Interface dataset entries:

■ ■ ■ ■ ■ ■ ■

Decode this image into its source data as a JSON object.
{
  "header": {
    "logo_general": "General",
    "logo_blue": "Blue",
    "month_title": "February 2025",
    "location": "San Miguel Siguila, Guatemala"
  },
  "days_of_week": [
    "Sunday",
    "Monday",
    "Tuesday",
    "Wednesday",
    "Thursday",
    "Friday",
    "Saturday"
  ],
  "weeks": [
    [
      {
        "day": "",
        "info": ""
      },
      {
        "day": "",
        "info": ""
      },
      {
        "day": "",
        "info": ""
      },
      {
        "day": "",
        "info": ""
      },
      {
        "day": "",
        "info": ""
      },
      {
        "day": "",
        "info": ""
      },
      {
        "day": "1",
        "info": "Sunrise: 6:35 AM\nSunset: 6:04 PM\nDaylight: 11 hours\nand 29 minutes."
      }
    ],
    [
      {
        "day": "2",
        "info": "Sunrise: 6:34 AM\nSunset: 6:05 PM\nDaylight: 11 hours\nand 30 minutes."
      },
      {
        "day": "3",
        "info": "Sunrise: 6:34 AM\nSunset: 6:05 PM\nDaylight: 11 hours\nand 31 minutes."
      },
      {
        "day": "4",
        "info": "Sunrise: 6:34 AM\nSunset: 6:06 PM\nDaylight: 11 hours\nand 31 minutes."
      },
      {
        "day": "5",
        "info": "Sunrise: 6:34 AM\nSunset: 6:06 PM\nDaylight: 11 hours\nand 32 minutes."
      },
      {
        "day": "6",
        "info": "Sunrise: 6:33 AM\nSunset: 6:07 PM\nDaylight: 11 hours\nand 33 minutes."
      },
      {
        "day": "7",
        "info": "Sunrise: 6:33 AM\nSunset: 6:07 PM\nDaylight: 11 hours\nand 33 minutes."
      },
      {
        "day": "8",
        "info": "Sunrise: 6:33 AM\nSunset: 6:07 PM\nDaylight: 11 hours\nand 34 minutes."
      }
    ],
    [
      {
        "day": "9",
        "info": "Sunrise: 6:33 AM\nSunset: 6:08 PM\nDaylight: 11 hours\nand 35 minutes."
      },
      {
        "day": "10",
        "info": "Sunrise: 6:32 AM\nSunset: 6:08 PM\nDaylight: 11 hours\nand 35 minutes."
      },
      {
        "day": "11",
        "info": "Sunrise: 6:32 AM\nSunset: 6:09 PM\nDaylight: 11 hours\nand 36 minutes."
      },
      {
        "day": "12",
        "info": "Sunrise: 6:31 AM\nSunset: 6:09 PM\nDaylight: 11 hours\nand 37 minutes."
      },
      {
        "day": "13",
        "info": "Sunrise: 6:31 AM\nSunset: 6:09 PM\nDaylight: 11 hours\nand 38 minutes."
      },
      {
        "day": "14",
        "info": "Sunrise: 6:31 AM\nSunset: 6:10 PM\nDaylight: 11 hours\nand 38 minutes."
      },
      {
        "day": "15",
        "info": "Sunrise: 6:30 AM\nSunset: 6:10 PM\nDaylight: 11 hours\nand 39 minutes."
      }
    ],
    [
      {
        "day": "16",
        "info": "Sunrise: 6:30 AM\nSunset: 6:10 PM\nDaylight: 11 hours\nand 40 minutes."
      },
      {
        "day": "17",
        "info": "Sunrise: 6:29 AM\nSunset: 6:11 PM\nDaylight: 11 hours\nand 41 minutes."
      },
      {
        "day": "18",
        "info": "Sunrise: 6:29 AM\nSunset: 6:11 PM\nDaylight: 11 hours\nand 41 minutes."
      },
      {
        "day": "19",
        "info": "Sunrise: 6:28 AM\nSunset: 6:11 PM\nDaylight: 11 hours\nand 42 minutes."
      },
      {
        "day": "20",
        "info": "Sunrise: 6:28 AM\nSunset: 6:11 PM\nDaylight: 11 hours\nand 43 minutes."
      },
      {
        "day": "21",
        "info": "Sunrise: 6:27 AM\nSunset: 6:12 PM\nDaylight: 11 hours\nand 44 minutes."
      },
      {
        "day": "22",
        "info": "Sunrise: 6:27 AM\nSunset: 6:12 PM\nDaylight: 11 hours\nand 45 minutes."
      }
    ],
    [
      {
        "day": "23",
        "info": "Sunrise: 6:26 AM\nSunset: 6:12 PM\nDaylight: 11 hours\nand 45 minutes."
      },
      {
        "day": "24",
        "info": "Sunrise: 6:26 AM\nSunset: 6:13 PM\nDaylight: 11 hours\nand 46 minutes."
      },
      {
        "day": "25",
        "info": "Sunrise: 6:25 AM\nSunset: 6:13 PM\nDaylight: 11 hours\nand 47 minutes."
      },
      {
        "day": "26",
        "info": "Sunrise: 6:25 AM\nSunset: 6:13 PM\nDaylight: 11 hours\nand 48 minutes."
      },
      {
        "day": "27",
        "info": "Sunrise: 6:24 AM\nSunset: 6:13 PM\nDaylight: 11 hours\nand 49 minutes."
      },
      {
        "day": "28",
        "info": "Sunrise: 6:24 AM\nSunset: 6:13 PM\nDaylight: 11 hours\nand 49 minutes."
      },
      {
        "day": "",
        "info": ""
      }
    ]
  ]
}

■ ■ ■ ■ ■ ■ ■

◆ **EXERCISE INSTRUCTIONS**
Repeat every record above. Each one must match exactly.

◆ **ANSWER SPACE**
Decode this image into its source data as a JSON object.
{
  "header": {
    "logo_general": "General",
    "logo_blue": "Blue",
    "month_title": "February 2025",
    "location": "San Miguel Siguila, Guatemala"
  },
  "days_of_week": [
    "Sunday",
    "Monday",
    "Tuesday",
    "Wednesday",
    "Thursday",
    "Friday",
    "Saturday"
  ],
  "weeks": [
    [
      {
        "day": "",
        "info": ""
      },
      {
        "day": "",
        "info": ""
      },
      {
        "day": "",
        "info": ""
      },
      {
        "day": "",
        "info": ""
      },
      {
        "day": "",
        "info": ""
      },
      {
        "day": "",
        "info": ""
      },
      {
        "day": "1",
        "info": "Sunrise: 6:35 AM\nSunset: 6:04 PM\nDaylight: 11 hours\nand 29 minutes."
      }
    ],
    [
      {
        "day": "2",
        "info": "Sunrise: 6:34 AM\nSunset: 6:05 PM\nDaylight: 11 hours\nand 30 minutes."
      },
      {
        "day": "3",
        "info": "Sunrise: 6:34 AM\nSunset: 6:05 PM\nDaylight: 11 hours\nand 31 minutes."
      },
      {
        "day": "4",
        "info": "Sunrise: 6:34 AM\nSunset: 6:06 PM\nDaylight: 11 hours\nand 31 minutes."
      },
      {
        "day": "5",
        "info": "Sunrise: 6:34 AM\nSunset: 6:06 PM\nDaylight: 11 hours\nand 32 minutes."
      },
      {
        "day": "6",
        "info": "Sunrise: 6:33 AM\nSunset: 6:07 PM\nDaylight: 11 hours\nand 33 minutes."
      },
      {
        "day": "7",
        "info": "Sunrise: 6:33 AM\nSunset: 6:07 PM\nDaylight: 11 hours\nand 33 minutes."
      },
      {
        "day": "8",
        "info": "Sunrise: 6:33 AM\nSunset: 6:07 PM\nDaylight: 11 hours\nand 34 minutes."
      }
    ],
    [
      {
        "day": "9",
        "info": "Sunrise: 6:33 AM\nSunset: 6:08 PM\nDaylight: 11 hours\nand 35 minutes."
      },
      {
        "day": "10",
        "info": "Sunrise: 6:32 AM\nSunset: 6:08 PM\nDaylight: 11 hours\nand 35 minutes."
      },
      {
        "day": "11",
        "info": "Sunrise: 6:32 AM\nSunset: 6:09 PM\nDaylight: 11 hours\nand 36 minutes."
      },
      {
        "day": "12",
        "info": "Sunrise: 6:31 AM\nSunset: 6:09 PM\nDaylight: 11 hours\nand 37 minutes."
      },
      {
        "day": "13",
        "info": "Sunrise: 6:31 AM\nSunset: 6:09 PM\nDaylight: 11 hours\nand 38 minutes."
      },
      {
        "day": "14",
        "info": "Sunrise: 6:31 AM\nSunset: 6:10 PM\nDaylight: 11 hours\nand 38 minutes."
      },
      {
        "day": "15",
        "info": "Sunrise: 6:30 AM\nSunset: 6:10 PM\nDaylight: 11 hours\nand 39 minutes."
      }
    ],
    [
      {
        "day": "16",
        "info": "Sunrise: 6:30 AM\nSunset: 6:10 PM\nDaylight: 11 hours\nand 40 minutes."
      },
      {
        "day": "17",
        "info": "Sunrise: 6:29 AM\nSunset: 6:11 PM\nDaylight: 11 hours\nand 41 minutes."
      },
      {
        "day": "18",
        "info": "Sunrise: 6:29 AM\nSunset: 6:11 PM\nDaylight: 11 hours\nand 41 minutes."
      },
      {
        "day": "19",
        "info": "Sunrise: 6:28 AM\nSunset: 6:11 PM\nDaylight: 11 hours\nand 42 minutes."
      },
      {
        "day": "20",
        "info": "Sunrise: 6:28 AM\nSunset: 6:11 PM\nDaylight: 11 hours\nand 43 minutes."
      },
      {
        "day": "21",
        "info": "Sunrise: 6:27 AM\nSunset: 6:12 PM\nDaylight: 11 hours\nand 44 minutes."
      },
      {
        "day": "22",
        "info": "Sunrise: 6:27 AM\nSunset: 6:12 PM\nDaylight: 11 hours\nand 45 minutes."
      }
    ],
    [
      {
        "day": "23",
        "info": "Sunrise: 6:26 AM\nSunset: 6:12 PM\nDaylight: 11 hours\nand 45 minutes."
      },
      {
        "day": "24",
        "info": "Sunrise: 6:26 AM\nSunset: 6:13 PM\nDaylight: 11 hours\nand 46 minutes."
      },
      {
        "day": "25",
        "info": "Sunrise: 6:25 AM\nSunset: 6:13 PM\nDaylight: 11 hours\nand 47 minutes."
      },
      {
        "day": "26",
        "info": "Sunrise: 6:25 AM\nSunset: 6:13 PM\nDaylight: 11 hours\nand 48 minutes."
      },
      {
        "day": "27",
        "info": "Sunrise: 6:24 AM\nSunset: 6:13 PM\nDaylight: 11 hours\nand 49 minutes."
      },
      {
        "day": "28",
        "info": "Sunrise: 6:24 AM\nSunset: 6:13 PM\nDaylight: 11 hours\nand 49 minutes."
      },
      {
        "day": "",
        "info": ""
      }
    ]
  ]
}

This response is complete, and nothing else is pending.